◆ **REQUIRED WORK**:
Pictures aside, print all of the data below exactly as written.

◆ **Records excerpted from a collection**:

___

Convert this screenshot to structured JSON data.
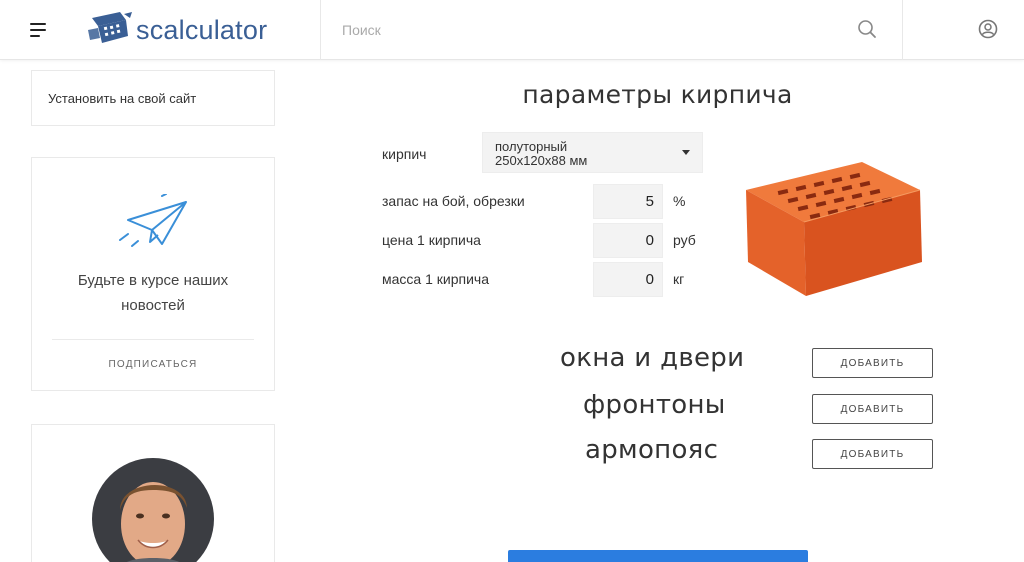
{
  "header": {
    "logo_text": "scalculator",
    "search_placeholder": "Поиск",
    "icons": {
      "menu": "hamburger-menu-icon",
      "search": "search-icon",
      "user": "user-account-icon"
    }
  },
  "sidebar": {
    "install_link": "Установить на свой сайт",
    "news": {
      "icon": "paper-plane-icon",
      "text_line1": "Будьте в курсе наших",
      "text_line2": "новостей",
      "subscribe_label": "ПОДПИСАТЬСЯ"
    },
    "avatar": {
      "icon": "person-photo"
    }
  },
  "main": {
    "title": "параметры кирпича",
    "brick_select": {
      "label": "кирпич",
      "value_line1": "полуторный",
      "value_line2": "250x120x88 мм"
    },
    "fields": [
      {
        "label": "запас на бой, обрезки",
        "value": "5",
        "unit": "%"
      },
      {
        "label": "цена 1 кирпича",
        "value": "0",
        "unit": "руб"
      },
      {
        "label": "масса 1 кирпича",
        "value": "0",
        "unit": "кг"
      }
    ],
    "sections": [
      {
        "title": "окна и двери",
        "button": "ДОБАВИТЬ"
      },
      {
        "title": "фронтоны",
        "button": "ДОБАВИТЬ"
      },
      {
        "title": "армопояс",
        "button": "ДОБАВИТЬ"
      }
    ]
  },
  "colors": {
    "brand": "#3a5f95",
    "accent_blue": "#2b7de0",
    "plane_icon": "#3a8fd8",
    "brick": "#e8642a"
  }
}
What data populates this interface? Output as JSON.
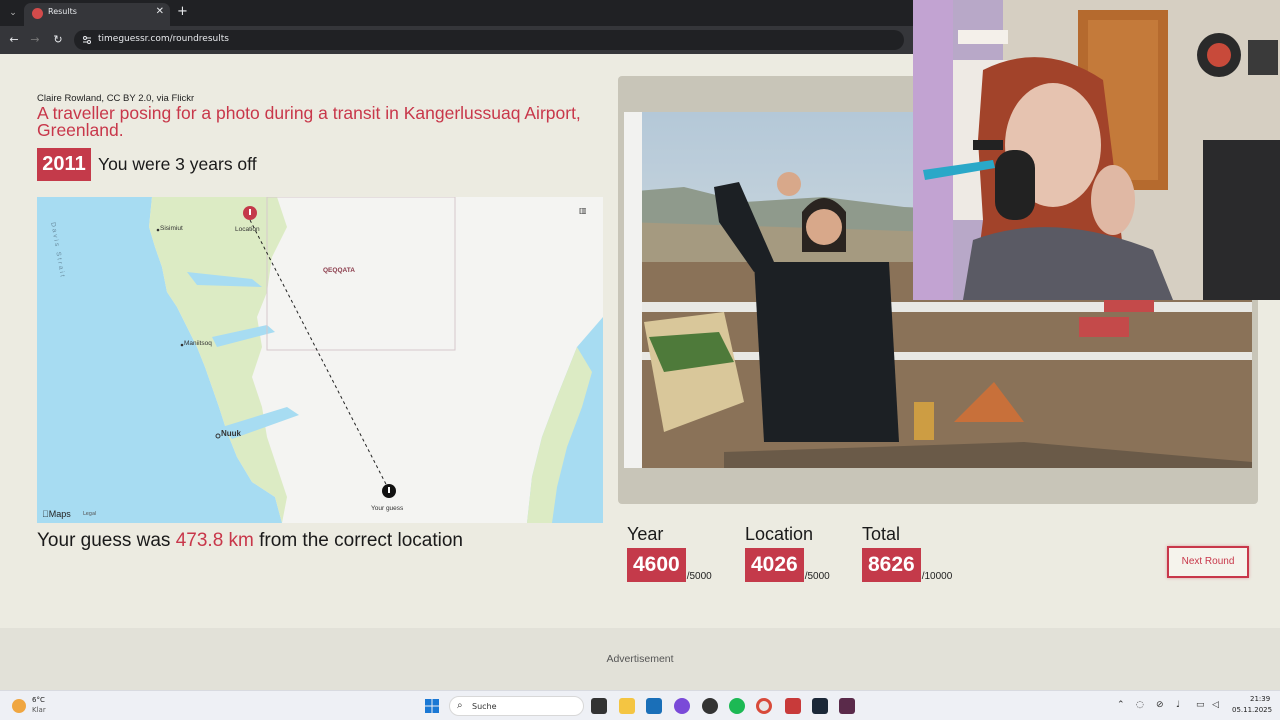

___

◆ **RESULT**:
Convert this screenshot to structured JSON data.
{
  "header": {
    "logo_text": "scalculator",
    "search_placeholder": "Поиск",
    "icons": {
      "menu": "hamburger-menu-icon",
      "search": "search-icon",
      "user": "user-account-icon"
    }
  },
  "sidebar": {
    "install_link": "Установить на свой сайт",
    "news": {
      "icon": "paper-plane-icon",
      "text_line1": "Будьте в курсе наших",
      "text_line2": "новостей",
      "subscribe_label": "ПОДПИСАТЬСЯ"
    },
    "avatar": {
      "icon": "person-photo"
    }
  },
  "main": {
    "title": "параметры кирпича",
    "brick_select": {
      "label": "кирпич",
      "value_line1": "полуторный",
      "value_line2": "250x120x88 мм"
    },
    "fields": [
      {
        "label": "запас на бой, обрезки",
        "value": "5",
        "unit": "%"
      },
      {
        "label": "цена 1 кирпича",
        "value": "0",
        "unit": "руб"
      },
      {
        "label": "масса 1 кирпича",
        "value": "0",
        "unit": "кг"
      }
    ],
    "sections": [
      {
        "title": "окна и двери",
        "button": "ДОБАВИТЬ"
      },
      {
        "title": "фронтоны",
        "button": "ДОБАВИТЬ"
      },
      {
        "title": "армопояс",
        "button": "ДОБАВИТЬ"
      }
    ]
  },
  "colors": {
    "brand": "#3a5f95",
    "accent_blue": "#2b7de0",
    "plane_icon": "#3a8fd8",
    "brick": "#e8642a"
  }
}
What data populates this interface? Output as JSON.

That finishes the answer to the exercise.